Task statement.
Pull out every line below that holds the word "JSON".

Material for this task.

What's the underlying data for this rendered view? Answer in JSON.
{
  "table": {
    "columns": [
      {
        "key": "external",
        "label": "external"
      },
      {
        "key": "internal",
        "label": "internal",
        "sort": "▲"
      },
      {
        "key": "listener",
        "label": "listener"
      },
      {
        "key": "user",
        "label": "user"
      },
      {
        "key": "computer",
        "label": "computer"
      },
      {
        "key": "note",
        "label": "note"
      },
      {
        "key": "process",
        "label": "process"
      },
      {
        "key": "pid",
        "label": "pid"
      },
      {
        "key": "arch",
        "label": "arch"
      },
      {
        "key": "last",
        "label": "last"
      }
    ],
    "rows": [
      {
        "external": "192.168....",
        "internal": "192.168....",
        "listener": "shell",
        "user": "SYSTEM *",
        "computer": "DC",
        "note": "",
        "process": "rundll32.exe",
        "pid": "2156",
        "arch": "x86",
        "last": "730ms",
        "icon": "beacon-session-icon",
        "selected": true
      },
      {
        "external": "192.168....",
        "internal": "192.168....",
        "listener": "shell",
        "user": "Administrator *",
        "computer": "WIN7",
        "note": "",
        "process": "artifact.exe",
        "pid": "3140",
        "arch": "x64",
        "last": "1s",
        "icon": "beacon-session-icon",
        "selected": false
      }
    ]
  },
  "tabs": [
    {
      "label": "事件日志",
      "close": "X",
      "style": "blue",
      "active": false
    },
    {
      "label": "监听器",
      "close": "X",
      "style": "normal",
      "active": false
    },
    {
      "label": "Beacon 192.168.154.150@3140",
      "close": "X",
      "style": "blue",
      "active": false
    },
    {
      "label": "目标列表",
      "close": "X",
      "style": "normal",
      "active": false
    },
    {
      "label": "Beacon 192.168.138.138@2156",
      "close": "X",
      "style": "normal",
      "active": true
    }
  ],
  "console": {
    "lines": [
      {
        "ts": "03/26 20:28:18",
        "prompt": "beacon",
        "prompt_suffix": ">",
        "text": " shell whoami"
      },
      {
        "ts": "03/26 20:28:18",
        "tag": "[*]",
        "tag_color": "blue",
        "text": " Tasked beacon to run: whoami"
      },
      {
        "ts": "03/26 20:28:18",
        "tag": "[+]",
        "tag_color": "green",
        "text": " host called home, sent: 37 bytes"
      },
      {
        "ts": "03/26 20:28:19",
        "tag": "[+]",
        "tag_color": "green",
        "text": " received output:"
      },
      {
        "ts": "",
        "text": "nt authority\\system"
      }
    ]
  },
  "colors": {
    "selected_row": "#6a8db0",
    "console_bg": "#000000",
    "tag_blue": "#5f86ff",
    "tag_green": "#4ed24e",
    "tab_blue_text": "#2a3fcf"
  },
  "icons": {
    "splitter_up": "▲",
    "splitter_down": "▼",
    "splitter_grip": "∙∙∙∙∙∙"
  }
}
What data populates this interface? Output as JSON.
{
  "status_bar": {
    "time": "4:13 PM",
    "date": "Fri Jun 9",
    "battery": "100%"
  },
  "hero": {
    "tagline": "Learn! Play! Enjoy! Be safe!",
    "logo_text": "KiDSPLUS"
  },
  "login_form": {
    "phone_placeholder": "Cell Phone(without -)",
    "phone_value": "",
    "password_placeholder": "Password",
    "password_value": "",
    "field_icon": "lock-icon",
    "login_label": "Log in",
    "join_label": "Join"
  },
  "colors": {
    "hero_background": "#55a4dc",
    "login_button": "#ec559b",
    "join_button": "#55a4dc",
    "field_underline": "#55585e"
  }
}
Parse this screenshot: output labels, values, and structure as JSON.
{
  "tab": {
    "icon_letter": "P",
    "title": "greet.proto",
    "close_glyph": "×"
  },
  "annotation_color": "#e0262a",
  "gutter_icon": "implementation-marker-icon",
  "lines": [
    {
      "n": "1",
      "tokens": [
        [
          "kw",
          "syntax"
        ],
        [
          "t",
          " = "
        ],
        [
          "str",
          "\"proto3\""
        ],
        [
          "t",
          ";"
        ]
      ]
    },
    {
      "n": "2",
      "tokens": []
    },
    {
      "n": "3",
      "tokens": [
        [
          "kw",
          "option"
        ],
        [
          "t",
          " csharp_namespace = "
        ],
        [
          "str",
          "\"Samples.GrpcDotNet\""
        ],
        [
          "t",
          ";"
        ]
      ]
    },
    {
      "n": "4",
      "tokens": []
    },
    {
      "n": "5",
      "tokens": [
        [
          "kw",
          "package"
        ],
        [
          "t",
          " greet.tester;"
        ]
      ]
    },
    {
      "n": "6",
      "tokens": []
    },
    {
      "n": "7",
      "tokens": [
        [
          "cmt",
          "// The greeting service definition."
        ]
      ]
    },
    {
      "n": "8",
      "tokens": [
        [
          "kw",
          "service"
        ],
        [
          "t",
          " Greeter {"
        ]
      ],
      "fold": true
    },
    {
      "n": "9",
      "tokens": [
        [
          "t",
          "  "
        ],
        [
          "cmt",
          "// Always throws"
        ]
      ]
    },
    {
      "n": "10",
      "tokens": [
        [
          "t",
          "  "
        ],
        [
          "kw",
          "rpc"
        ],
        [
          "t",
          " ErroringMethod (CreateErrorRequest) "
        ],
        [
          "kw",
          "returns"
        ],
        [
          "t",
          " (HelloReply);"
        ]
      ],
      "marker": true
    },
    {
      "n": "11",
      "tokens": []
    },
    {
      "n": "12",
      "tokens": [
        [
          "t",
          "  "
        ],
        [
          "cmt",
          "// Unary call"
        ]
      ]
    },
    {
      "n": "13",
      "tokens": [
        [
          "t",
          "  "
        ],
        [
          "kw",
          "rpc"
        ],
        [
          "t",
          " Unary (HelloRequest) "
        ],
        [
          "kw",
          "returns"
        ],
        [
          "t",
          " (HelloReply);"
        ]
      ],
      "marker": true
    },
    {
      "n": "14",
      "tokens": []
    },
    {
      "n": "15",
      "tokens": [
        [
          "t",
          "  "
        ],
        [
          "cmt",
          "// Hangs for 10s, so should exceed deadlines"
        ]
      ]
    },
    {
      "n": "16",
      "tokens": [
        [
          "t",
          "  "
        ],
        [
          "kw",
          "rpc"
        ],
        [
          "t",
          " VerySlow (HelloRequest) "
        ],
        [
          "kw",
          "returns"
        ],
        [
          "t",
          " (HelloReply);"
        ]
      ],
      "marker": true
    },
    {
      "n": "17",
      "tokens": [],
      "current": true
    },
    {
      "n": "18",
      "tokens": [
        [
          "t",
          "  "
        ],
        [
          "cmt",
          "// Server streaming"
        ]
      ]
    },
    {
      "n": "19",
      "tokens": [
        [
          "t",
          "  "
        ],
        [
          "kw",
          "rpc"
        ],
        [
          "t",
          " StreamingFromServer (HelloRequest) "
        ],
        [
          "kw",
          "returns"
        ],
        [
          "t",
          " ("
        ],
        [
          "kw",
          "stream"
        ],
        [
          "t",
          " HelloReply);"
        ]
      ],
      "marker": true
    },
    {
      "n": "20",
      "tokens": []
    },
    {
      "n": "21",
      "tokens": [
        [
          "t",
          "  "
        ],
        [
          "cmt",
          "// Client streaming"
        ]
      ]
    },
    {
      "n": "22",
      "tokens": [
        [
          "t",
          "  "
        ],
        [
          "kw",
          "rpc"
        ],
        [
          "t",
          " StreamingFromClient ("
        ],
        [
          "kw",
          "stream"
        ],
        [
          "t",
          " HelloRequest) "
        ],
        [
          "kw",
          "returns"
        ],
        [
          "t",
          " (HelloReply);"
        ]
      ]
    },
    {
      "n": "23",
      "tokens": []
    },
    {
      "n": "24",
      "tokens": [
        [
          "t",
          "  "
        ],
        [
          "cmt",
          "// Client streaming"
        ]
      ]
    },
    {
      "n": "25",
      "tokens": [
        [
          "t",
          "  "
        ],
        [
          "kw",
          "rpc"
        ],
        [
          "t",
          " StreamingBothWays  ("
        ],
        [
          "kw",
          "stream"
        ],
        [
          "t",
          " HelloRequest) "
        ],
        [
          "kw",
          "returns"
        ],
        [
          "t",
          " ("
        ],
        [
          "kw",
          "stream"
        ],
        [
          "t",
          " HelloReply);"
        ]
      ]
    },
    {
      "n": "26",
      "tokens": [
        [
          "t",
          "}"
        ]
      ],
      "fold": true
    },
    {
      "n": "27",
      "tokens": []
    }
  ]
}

Exercise response.
What's the underlying data for this rendered view? Answer in JSON.
What data populates this interface? Output as JSON.
Parse this screenshot: output labels, values, and structure as JSON.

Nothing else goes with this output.